Some limitations were identified. Possible human error due to the manual data collection of beverage items may introduce random errors in sales data. Further to this, stocktake data were used as a proxy for sales data and the former may not be a perfect measure of the latter. However, as results are presented in aggregate, it is unlikely that this would affect overall conclusions. Further, there was an 18-month gap in data collection, and hence we are unable to make conclusions on the long-term impact of the initiative on total beverage sales, given that other unaccounted for factors may have influenced sales over this period. Further, no suitable control café or other food outlet existed, preventing us from identifying extraneous factors influencing beverage sales. It was also not possible to adjust for compensatory behaviour by consumers, or SSB purchases made at other food outlets due to reduced availability. As the current study was conducted in a health-promoting environment, customers may be more accepting of health-promotion interventions. Hence, the results presented here may not be generalisable to other food service environments. This is compounded by the relatively low customer survey response rate (49 %), as surveyed customers may not be representative of the total customer base, and the fact that we unfortunately do not have any data on the quantity or characteristics of café customers or food sales. Despite these limitations, the retailer has chosen to continue with the initiative over a period of 2 years which is an indication of the perceived success of the initiative.

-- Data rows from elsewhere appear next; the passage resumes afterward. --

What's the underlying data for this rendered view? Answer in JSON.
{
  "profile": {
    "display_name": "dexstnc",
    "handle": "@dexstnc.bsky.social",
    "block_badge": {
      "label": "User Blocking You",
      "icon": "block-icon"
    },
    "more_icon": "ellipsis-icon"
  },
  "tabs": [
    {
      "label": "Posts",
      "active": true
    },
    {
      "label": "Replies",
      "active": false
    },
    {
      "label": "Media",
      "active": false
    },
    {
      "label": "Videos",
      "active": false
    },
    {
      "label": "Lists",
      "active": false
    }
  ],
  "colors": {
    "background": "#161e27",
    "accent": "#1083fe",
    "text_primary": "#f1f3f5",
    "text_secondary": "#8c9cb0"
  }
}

This present study demonstrated that removal of unhealthy beverages from display in a hospital retail setting can influence customers to make healthier beverage choices in the long-term. The initiative has also demonstrated a high level of customer acceptability. Such interventions have the potential to contribute to the sustained shift in population purchases and consumption needed to make meaningful improvements to population health.
Acknowledgements: The authors are most grateful to the staff and management of Café Alfretti and Alfred Health for their support of the study. Financial support: O.H. is supported by Deakin University. M.B. is supported by an Australian Government Research Training Program Scholarship and a Monash University Departmental Scholarship. T.B.-R. is supported by an Australian Government Research Training Program Scholarship and Deakin University. K.N. is supported by Alfred Health. A.P. is supported by Deakin University and is a researcher within a National Health and Medical Research Council, Centre for Research Excellence in Obesity Policy and Food Systems grant (APP1041020). Conflicts of interest: K.N. is employed by the health service at which this study was completed. All other authors have no conflicts of interest to declare. Authorship: O.H. and A.P. formulated the research question and designed the study. A.R. and O.H. conducted data analysis and wrote the manuscript. All authors were involved with data collection and revision of the manuscript. Ethics of human subject participation: This study was conducted according to the guidelines laid down in the Declaration of Helsinki, and all procedures involving human subjects/patients were approved by the Deakin University Faculty of Health Human Ethics Advisory Group (approval number HEAG-H 24_2017). Written organisational consent was received from Alfred Health. Implied verbal, informed consent was obtained from all survey participants. Verbal consent was formally recorded through participation in the survey.
For supplementary material accompanying this paper visit https://doi.org/10.1017/S1368980019004610